Make a lasting impression post-interview:

  • Be sure to send a hand written thank, even if you know that this is not the job for you

Step 4: Making your decision

Do you accept or decline? Consider this:

  • What is a typical day in the setting?
  • What are the productivity expectations?
  • Did other practitioners appear professional and collegial?
  • Is there room for some fun in the setting?
  • What did client–therapist interactions look like?
  • Did you develop a good rapport with the interviewer or supervisor?
  • Did you observe occupation-based interventions in the setting?
  • Do practitioners use evidence in their everyday practice?
  • What are the salary and benefits (i.e., health care, retirement plan, vacation time)? Do they meet your needs?
  • Does the facility or setting align with your values?

In conclusion:

  • Begin the process early. Start to explore job opportunities and connections when you begin your fieldwork.
  • Be open to different practice areas. You might have always wanted to work in pediatrics but come across a great opportunity with mentorship working with adults.
  • Do your research. Be sure to compare different companies and what they have to offer as far as benefits, leadership opportunities, and mentorship.
  • Go on many interviews. Each interview will help prepare you for next. You never know what you might come across.

It may take a few tries, but eventually you will find a job that is the right fit for you. You are at the beginning of an exciting, rewarding, life-long career–anything is possible!

Read more on the OT Job Search.
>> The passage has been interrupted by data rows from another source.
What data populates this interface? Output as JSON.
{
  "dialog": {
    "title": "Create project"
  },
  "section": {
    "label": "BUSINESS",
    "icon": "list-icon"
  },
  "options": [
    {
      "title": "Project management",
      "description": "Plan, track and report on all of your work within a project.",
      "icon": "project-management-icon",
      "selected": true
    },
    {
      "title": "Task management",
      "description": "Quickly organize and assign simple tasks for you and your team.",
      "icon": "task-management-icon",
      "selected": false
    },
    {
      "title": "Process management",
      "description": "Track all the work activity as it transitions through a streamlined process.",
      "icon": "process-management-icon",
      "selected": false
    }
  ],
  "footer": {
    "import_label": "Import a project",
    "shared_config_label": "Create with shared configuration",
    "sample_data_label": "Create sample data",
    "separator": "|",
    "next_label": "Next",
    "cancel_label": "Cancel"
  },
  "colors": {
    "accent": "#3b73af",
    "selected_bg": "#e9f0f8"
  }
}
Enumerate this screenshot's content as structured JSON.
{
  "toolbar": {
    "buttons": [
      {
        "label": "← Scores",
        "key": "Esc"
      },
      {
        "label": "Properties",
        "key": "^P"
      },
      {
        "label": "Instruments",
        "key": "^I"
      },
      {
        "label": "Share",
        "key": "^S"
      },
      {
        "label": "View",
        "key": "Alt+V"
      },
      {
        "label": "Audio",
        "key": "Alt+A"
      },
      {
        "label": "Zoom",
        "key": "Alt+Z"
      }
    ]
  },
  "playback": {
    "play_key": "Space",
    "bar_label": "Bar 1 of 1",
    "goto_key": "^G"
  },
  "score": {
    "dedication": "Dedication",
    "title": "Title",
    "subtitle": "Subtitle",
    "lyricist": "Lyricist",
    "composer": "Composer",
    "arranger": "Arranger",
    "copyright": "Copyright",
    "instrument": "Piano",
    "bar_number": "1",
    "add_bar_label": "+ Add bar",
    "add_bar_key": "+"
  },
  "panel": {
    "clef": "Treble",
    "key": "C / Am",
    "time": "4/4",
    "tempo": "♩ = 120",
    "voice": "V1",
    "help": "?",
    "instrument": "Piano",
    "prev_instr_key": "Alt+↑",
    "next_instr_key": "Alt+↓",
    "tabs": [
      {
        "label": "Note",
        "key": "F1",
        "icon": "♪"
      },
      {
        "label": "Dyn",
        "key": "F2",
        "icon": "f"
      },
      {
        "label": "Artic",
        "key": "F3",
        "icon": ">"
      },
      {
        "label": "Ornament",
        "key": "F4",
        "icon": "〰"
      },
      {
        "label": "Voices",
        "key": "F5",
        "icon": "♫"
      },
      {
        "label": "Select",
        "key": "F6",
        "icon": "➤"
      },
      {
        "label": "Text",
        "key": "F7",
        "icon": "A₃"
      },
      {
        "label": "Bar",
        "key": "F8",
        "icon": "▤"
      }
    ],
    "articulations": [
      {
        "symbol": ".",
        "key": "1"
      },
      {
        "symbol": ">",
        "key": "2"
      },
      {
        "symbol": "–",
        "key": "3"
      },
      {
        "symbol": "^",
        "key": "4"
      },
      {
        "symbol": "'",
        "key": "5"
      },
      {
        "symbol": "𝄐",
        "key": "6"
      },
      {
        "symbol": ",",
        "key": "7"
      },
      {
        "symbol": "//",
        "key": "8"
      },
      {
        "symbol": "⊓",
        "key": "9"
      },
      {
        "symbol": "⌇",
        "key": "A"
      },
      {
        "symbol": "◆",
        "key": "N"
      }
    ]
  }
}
Kylie O’Connell, MS, OTR/L adapted this article from the PowerPoint presentation, “How to Land Your First Job—A to Z” by Maureen Peterson, MS, OT/L, FAOTA. Kylie is an AOTA Emerging Leader working in a skilled nursing facility in Denver, CO.